And it's mostly bungled:
... Note especially the final line in the excerpt below. It’s a lovely, concise summary of the difference between declared and revealed preferences — and why, if you’re at all interested in describing how the world actually works, you should put all your energy into chasing the latter and ignoring the former....
Sales of Green Works have fallen to about $60 million a year, and those of other similar products from major brands like Arm & Hammer, Windex, Palmolive, Hefty and Scrubbing Bubbles are sputtering. “Every consumer says, ‘I want to help the environment, I’m looking for eco-friendly products,’ ” said David Donnan, a partner in the consumer products practice at the consulting firm A. T. Kearney. “But if it’s one or two pennies higher in price, they’re not going to buy it. There is a discrepancy between what people say and what they do.”
Here is what I wrote when I read that line:
Differences between what people say and what they do is called hypothetical bias. The cool thing is there are ways to mitigate and even eliminate the bias so that data from what people say they will do can be used to make more accurate forecasts.

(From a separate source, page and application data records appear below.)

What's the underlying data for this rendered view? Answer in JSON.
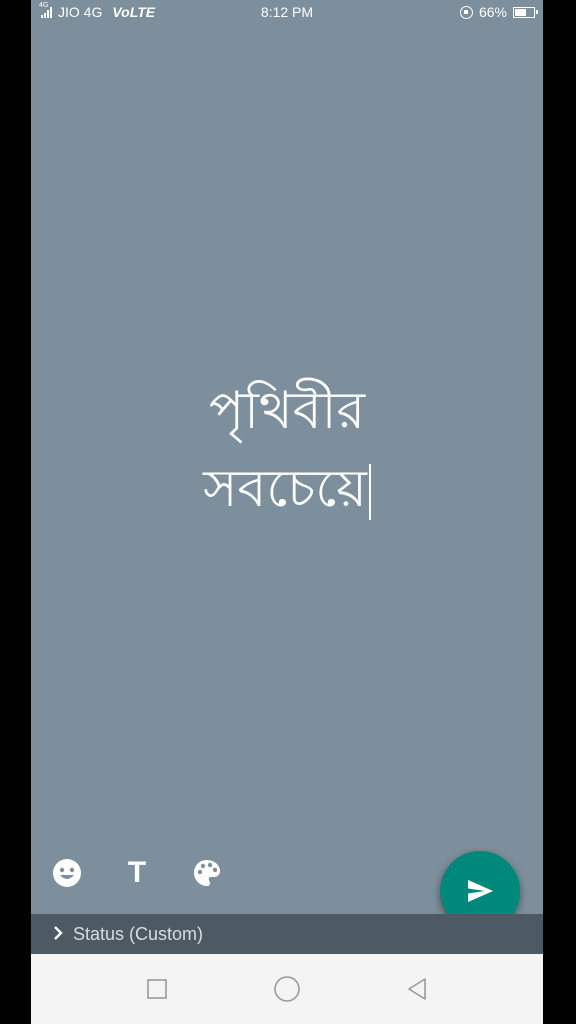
{
  "status_bar": {
    "network_small": "4G",
    "carrier": "JIO 4G",
    "volte": "VoLTE",
    "time": "8:12 PM",
    "battery": "66%",
    "battery_level": 0.66
  },
  "editor": {
    "lines": [
      "পৃথিবীর",
      "সবচেয়ে"
    ],
    "text_color": "#ffffff",
    "background_color": "#7d8f9c"
  },
  "toolbar": {
    "icons": [
      "emoji-icon",
      "text-style-icon",
      "palette-icon"
    ],
    "text_button": "T"
  },
  "send_button": {
    "icon": "send-icon",
    "color": "#00897b"
  },
  "audience": {
    "label": "Status (Custom)"
  },
  "nav": {
    "icons": [
      "recents-icon",
      "home-icon",
      "back-icon"
    ]
  }
}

Yet, the offending line is partly correct. If all you care about is understanding how people behave under usual conditions then you want revealed preference data. But if you are interested in how people might behave under unusual conditions (e.g., when policy might change environmental quality) and there is no variation in usual conditions then you need stated preference data. And, I know Freakonomics is pushing field experiments as the only way to understand behavior under unusual conditions and that is where the "all your energy" stuff comes from but that is either narrow minded or plain ol' rent seeking. Open minded social scientists understand that a picture becomes more clear as the types of data and theories applied to a problem increases. Field experiment, stated preference, attitudinal, etc, data are complements, not substitutes. If stated preference data is cheaper than conducting field experiments then the rational researcher should choose stated preference data.
Here is another statement of that in my SuperFreakonomics review, motivated by the guys dumping on lab experiments.